## What to produce
Wherever "開機上送" turns up in the entries, copy out the line that holds it.

## Listed entries
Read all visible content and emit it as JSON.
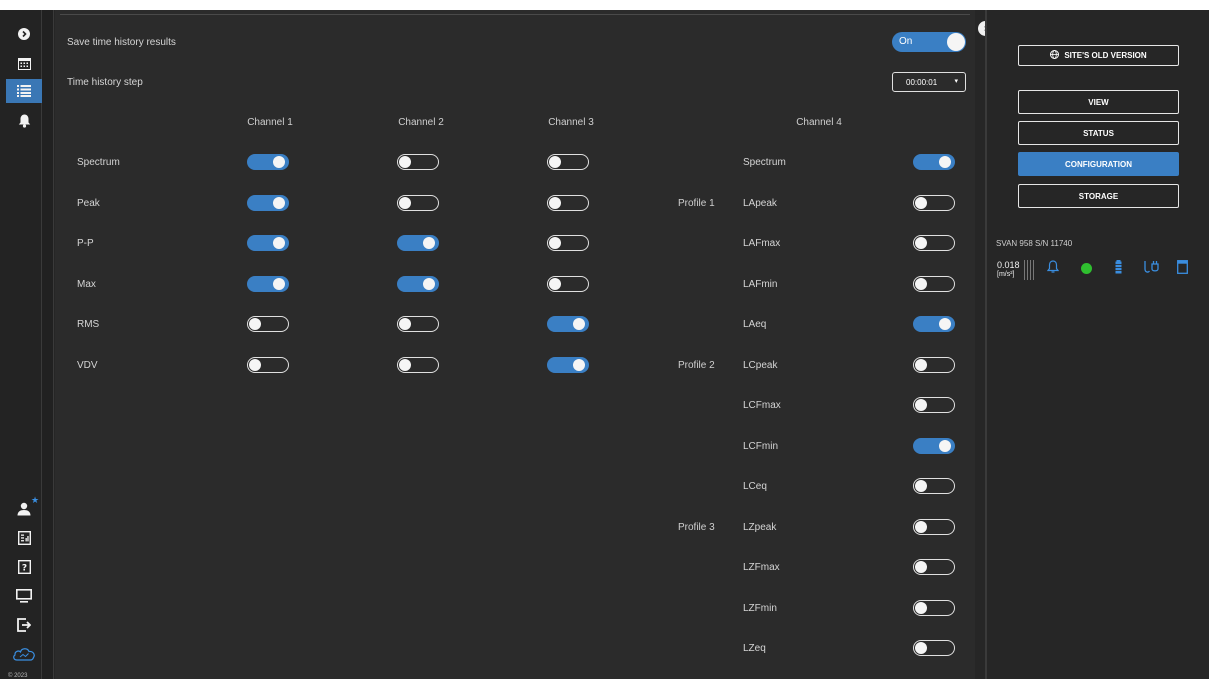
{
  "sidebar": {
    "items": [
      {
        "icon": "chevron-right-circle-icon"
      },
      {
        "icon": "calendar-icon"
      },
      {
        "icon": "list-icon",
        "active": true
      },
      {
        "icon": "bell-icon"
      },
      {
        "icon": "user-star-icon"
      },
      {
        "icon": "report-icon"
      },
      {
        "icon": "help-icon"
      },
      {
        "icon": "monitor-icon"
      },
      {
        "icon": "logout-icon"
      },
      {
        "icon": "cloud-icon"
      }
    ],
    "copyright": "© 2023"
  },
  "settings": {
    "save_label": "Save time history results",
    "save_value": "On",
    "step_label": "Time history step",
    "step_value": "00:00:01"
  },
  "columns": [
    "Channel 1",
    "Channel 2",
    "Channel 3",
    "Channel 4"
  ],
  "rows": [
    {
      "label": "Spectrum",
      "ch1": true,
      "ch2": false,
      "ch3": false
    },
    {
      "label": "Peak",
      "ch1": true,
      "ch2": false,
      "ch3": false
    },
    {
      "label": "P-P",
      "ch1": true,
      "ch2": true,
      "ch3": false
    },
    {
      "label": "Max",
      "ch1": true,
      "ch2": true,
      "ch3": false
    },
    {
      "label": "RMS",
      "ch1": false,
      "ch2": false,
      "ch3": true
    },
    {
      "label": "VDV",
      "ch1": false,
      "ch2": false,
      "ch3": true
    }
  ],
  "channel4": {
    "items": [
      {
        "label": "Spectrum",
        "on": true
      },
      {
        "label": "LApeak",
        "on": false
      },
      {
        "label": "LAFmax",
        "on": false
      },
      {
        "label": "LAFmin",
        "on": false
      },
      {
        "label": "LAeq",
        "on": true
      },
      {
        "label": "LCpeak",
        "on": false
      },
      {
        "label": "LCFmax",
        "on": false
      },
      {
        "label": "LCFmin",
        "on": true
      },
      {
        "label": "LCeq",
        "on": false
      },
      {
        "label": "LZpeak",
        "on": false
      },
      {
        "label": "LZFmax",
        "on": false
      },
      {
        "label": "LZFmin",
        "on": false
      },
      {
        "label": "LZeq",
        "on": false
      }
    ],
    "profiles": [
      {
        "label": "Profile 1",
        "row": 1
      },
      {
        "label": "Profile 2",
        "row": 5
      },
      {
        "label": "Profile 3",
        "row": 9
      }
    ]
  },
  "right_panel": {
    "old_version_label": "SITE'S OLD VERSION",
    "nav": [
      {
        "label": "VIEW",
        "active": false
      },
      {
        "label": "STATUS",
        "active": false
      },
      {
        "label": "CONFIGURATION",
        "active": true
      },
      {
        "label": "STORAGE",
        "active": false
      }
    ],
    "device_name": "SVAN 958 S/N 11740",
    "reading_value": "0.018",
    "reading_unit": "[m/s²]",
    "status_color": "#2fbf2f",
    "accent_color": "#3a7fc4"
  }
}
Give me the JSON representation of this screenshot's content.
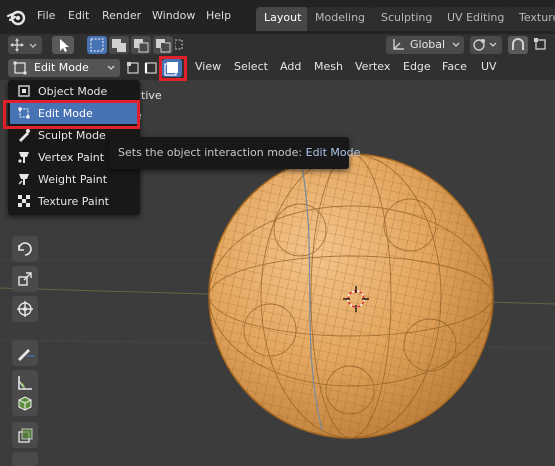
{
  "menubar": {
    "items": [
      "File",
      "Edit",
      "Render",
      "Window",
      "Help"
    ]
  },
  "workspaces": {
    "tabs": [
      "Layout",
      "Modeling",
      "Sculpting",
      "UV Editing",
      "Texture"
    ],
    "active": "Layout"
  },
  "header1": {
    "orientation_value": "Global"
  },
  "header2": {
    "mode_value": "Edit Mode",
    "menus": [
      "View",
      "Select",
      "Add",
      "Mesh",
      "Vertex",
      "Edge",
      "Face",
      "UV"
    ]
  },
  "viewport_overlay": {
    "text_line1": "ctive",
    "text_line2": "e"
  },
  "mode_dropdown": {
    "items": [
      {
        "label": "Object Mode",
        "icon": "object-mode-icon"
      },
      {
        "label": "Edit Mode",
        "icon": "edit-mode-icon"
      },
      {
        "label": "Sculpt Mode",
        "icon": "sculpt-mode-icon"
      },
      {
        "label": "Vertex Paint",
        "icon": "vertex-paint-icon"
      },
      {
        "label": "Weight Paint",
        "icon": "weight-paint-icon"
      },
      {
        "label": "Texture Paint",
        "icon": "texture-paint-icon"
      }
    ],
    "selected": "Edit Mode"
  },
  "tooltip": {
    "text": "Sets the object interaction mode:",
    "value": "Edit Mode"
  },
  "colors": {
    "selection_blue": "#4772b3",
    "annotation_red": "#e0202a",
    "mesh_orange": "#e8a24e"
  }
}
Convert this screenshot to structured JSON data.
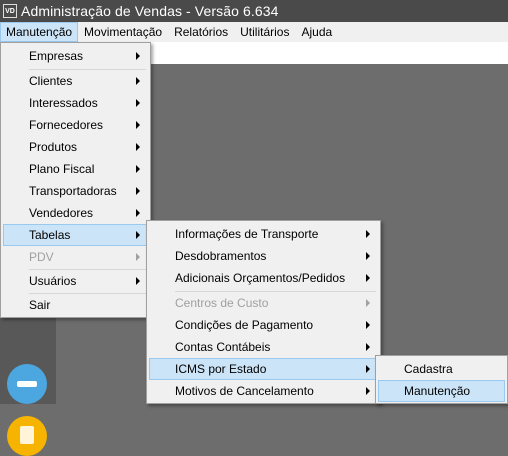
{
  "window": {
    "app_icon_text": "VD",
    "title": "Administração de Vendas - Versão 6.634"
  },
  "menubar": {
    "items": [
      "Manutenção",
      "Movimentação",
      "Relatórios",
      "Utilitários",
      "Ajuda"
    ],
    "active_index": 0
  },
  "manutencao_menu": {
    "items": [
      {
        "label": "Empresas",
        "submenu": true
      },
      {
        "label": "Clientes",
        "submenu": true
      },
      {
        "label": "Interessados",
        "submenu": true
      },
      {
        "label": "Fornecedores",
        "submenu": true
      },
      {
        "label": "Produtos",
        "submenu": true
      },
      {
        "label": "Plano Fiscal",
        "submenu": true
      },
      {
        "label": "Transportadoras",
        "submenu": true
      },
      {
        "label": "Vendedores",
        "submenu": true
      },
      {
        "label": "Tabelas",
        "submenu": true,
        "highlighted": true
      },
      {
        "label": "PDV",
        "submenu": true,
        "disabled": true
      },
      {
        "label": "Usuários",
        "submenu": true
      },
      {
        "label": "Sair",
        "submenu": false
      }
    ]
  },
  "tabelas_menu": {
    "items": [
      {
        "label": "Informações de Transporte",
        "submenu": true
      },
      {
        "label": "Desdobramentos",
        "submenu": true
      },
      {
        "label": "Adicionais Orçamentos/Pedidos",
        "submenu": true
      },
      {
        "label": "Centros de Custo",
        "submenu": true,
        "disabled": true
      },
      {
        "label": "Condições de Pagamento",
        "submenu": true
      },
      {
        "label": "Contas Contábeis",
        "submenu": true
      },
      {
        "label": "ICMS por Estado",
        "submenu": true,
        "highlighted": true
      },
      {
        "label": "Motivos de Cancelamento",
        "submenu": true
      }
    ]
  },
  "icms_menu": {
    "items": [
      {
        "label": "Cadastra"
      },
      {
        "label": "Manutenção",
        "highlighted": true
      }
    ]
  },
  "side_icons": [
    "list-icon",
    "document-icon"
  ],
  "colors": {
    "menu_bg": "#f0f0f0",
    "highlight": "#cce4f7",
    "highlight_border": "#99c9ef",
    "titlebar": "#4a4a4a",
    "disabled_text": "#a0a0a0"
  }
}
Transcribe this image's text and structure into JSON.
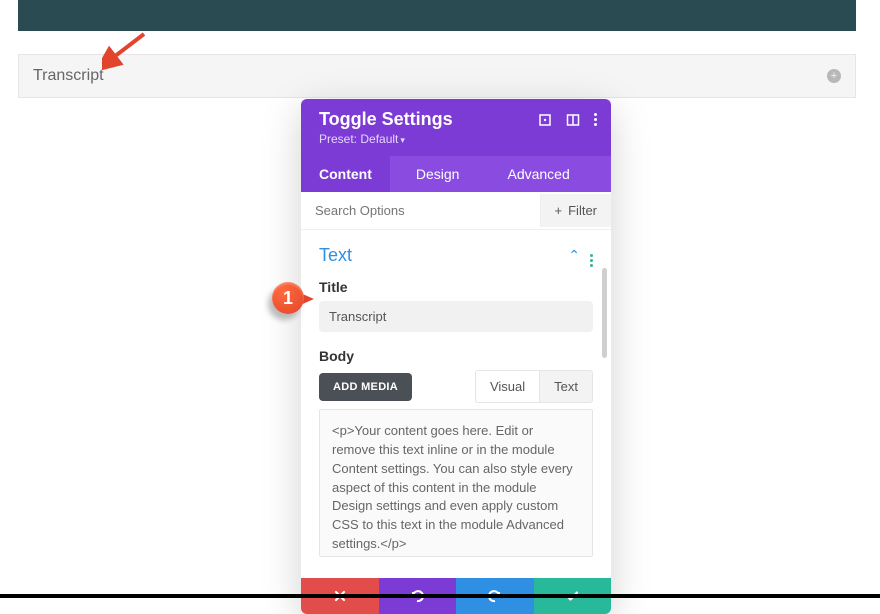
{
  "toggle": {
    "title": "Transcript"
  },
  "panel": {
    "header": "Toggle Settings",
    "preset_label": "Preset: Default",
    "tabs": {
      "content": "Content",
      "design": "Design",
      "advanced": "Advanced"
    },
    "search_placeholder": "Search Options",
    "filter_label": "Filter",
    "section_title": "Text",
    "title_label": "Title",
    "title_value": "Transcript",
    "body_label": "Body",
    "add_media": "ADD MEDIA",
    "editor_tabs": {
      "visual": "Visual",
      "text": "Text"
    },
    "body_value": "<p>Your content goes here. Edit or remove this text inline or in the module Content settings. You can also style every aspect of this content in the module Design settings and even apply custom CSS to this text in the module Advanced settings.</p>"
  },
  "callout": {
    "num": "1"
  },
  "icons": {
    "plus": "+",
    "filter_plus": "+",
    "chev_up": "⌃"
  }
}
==
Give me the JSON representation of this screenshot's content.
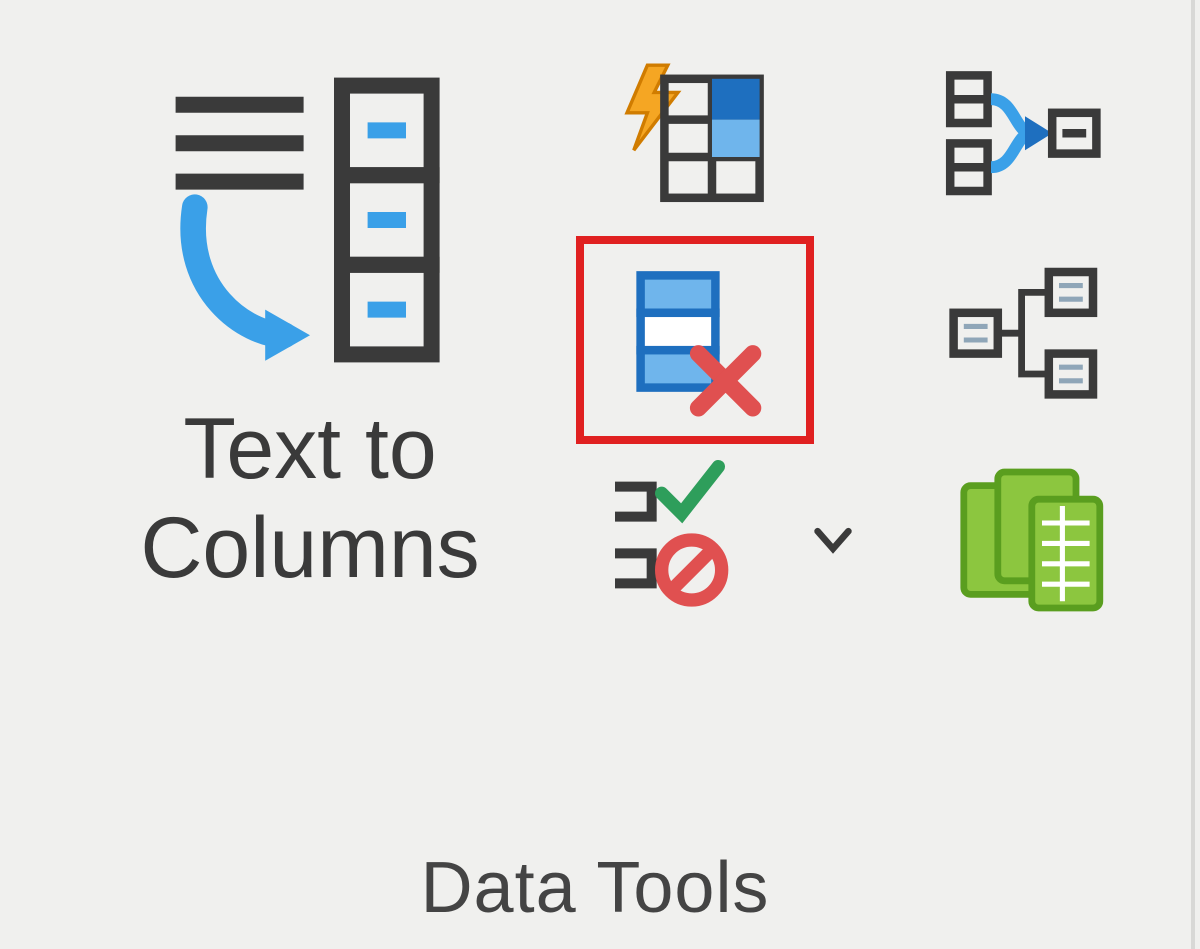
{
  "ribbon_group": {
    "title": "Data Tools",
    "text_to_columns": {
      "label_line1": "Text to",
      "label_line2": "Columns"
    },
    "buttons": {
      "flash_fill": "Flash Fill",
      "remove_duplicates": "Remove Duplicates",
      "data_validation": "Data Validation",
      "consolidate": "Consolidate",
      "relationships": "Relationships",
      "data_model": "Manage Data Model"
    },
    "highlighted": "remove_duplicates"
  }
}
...
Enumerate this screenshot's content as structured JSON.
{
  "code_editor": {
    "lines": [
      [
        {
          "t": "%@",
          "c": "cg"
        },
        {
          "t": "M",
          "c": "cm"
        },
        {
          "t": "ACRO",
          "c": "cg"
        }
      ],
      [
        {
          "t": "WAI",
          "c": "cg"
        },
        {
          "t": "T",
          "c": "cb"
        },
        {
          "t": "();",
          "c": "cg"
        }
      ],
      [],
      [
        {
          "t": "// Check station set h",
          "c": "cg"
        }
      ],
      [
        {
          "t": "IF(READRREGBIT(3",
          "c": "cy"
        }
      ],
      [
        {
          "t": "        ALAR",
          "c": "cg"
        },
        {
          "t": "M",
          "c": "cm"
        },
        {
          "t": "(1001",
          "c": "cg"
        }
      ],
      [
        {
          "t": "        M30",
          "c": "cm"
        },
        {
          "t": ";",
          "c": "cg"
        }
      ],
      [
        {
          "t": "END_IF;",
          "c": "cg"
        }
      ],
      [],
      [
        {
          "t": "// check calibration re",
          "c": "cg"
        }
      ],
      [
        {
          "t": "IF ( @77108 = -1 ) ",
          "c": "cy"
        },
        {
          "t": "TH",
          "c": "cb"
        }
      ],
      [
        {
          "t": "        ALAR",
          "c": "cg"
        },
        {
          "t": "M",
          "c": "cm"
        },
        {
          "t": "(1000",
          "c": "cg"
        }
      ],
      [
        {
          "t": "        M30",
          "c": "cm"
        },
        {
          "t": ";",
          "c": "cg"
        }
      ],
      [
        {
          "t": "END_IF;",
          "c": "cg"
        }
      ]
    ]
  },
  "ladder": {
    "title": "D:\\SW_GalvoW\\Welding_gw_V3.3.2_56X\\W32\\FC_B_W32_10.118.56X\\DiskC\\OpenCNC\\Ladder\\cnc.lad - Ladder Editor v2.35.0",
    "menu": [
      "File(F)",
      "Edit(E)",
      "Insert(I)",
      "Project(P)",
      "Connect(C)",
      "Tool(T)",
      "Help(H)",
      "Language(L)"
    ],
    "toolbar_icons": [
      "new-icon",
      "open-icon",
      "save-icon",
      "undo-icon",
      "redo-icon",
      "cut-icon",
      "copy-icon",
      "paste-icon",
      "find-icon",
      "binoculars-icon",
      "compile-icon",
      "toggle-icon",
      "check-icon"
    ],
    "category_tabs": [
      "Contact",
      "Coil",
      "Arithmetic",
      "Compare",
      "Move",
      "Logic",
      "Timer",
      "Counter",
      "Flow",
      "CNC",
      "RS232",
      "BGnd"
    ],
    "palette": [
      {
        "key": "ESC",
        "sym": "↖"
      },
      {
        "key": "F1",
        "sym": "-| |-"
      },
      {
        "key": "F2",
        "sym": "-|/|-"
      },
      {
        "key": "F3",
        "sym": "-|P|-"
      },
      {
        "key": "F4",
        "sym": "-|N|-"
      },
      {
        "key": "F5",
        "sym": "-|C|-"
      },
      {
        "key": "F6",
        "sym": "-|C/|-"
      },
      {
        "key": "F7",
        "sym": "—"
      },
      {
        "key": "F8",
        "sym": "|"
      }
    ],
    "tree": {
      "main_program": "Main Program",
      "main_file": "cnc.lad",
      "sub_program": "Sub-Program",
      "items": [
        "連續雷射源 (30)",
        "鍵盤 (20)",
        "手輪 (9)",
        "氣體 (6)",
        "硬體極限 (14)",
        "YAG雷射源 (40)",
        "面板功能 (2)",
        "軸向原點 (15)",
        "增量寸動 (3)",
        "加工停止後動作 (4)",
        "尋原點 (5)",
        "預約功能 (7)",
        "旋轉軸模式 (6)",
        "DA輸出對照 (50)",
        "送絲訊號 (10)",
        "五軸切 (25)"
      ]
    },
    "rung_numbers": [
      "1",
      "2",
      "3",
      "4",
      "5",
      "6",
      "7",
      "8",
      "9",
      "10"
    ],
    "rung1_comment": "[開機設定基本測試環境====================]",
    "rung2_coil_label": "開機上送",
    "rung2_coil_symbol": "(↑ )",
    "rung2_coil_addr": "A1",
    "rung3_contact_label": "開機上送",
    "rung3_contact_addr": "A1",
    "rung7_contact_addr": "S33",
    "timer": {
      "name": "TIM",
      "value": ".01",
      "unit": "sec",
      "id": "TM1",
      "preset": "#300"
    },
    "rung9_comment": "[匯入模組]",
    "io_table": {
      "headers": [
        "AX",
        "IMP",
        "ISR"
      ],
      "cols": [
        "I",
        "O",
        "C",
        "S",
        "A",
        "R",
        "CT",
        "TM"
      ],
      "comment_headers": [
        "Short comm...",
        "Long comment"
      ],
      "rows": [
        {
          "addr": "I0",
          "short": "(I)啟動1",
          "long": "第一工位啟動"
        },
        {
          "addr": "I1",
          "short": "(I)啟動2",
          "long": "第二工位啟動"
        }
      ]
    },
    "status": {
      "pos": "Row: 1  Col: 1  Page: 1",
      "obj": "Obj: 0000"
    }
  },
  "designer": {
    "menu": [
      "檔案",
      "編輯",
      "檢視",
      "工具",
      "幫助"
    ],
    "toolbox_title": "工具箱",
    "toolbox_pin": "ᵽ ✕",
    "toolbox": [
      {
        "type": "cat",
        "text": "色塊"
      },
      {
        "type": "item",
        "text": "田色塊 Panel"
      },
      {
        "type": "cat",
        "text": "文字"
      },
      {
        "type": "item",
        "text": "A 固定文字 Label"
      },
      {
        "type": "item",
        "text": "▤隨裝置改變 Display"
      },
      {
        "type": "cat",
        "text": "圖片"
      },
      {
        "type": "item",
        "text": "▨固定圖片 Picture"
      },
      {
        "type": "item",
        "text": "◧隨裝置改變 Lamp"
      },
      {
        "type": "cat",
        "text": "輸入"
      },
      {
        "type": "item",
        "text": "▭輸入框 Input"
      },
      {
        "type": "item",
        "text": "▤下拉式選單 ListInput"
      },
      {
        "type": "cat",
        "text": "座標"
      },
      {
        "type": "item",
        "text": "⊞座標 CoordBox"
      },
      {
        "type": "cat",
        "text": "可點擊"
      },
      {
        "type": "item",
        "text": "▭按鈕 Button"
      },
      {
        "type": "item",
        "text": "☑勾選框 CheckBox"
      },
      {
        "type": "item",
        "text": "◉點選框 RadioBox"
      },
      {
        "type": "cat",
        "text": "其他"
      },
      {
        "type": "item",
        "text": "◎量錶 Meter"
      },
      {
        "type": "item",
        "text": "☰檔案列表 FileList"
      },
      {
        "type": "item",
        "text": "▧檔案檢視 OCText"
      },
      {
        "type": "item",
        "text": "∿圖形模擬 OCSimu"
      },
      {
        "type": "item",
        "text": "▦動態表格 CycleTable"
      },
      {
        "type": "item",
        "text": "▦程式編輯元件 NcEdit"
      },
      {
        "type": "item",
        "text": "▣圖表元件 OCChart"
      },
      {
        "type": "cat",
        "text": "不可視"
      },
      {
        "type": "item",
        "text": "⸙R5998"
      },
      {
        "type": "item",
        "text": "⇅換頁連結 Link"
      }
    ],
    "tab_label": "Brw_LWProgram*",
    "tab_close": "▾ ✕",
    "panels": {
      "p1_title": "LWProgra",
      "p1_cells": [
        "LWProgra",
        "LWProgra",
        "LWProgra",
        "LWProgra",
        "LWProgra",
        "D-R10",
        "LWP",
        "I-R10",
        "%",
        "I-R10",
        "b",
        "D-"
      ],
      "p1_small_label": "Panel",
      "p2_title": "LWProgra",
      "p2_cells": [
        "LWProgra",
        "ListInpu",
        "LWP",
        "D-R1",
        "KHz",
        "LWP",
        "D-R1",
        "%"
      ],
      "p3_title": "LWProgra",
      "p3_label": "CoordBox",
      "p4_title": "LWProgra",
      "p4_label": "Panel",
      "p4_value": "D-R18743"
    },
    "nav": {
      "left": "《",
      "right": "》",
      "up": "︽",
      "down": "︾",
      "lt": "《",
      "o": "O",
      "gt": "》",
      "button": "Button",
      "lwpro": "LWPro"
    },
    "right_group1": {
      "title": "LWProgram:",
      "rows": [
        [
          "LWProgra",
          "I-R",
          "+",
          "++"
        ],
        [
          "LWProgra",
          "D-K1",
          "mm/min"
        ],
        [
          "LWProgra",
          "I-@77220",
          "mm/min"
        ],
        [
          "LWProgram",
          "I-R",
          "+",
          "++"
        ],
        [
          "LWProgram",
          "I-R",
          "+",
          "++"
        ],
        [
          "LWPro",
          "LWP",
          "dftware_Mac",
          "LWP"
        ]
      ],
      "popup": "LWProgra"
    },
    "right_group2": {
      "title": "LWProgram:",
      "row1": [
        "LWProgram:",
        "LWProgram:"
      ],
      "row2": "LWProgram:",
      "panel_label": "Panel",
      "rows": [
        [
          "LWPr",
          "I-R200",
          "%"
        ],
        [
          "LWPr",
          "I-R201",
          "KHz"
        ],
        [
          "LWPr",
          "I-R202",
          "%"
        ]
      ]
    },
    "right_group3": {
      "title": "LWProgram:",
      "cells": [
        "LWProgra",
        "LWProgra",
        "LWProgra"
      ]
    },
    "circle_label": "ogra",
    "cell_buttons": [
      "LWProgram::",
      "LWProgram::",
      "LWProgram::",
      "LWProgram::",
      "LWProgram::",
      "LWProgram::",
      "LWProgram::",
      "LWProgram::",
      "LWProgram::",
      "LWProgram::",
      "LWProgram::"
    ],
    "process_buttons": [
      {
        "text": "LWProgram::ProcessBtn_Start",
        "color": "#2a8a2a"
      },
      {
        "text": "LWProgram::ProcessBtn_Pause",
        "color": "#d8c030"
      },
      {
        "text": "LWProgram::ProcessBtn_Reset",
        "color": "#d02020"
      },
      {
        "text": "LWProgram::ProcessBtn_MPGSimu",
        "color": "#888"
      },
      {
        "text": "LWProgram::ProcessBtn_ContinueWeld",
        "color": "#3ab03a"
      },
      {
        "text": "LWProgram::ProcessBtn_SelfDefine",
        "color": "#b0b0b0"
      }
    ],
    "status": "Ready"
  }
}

## Solution below
    "rung2_coil_label": "開機上送",
    "rung3_contact_label": "開機上送",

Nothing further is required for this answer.